His articles on business and technology appear in many publications, including the New York Times, Harvard Business Review, Fast Company, and Wired, where he is a contributing editor. He also writes a monthly business column for the The Sunday Telegraph. Dan has provided analysis of business trends on CNN, CNBC, ABC, NPR, and other networks in the US and abroad. And he lectures to corporations, associations, and universities around the world on economic transformation and the new workplace.
A free agent himself, Dan held his last real job in the White House, where he served from 1995 to 1997 as chief speechwriter to Vice President Al Gore. He also worked as an aide to US Labour Secretary Robert Reich and in other positions in politics and government.
He received a BA from Northwestern University, where he was elected to Phi Beta Kappa, and a JD from Yale Law School. To his lasting joy, he has never practiced law.
Dan lives in Washington, DC, with his wife and their three children.
Watch Daniel’s conclusions unfold graphically at the RSA in London:
Click on any of his titles above to order from Amazon.
Graham Wilson – 07785 222380
PS My previous Business Book of the Week was “Mind Maps for Business: Revolutionise Your Business Thinking and Practice” by Tony Buzan (16/10/10)
the-confidant.info – Helping leaders see situations, organisations, themselves and others, differently
executive-post.info – Motivation and advice for senior executives exploring new opportunities
inter-faith.net – thefutureofwork.org – corporate-alumni.info
Very interesting story about your experience with the salesforce managers. Must have been frustrating for you – and yet it is quite possible that they were right.
“People” are far from uniform, and as you know, I put considerable store by the insights we can gain by applying developmental models which, amongst other things, describe different ways people make meaning of the world. Classifying the sales forces as “that type of person” may have been precisely the right approach.
I’d seen Pink’s TED video and as so often with TED stuff, was inspired by it.
But actually, what he says supports the argument to make the sales people highly incentivised by performance.

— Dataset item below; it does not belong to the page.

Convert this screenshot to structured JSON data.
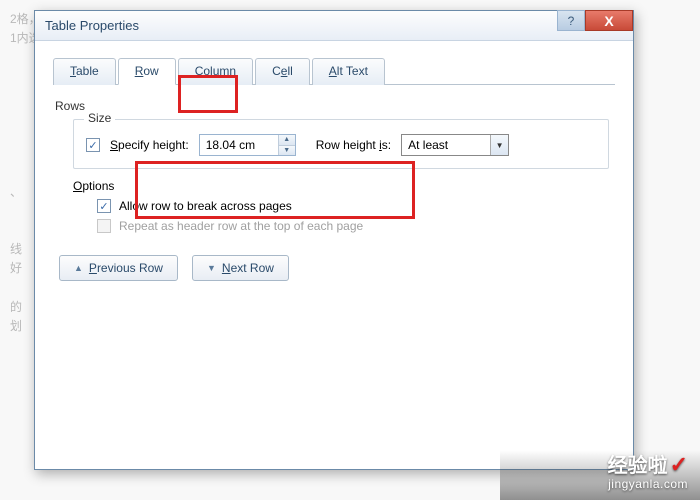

He is very careful to say bonuses work very well for simple, focussed tasks. Certainly, many sales situations are of that nature.
BTW – I’m starting to look at the idea of Holarcracy (http://www.holacracy.org/) – organizational structures that completely support what Pink is talking about.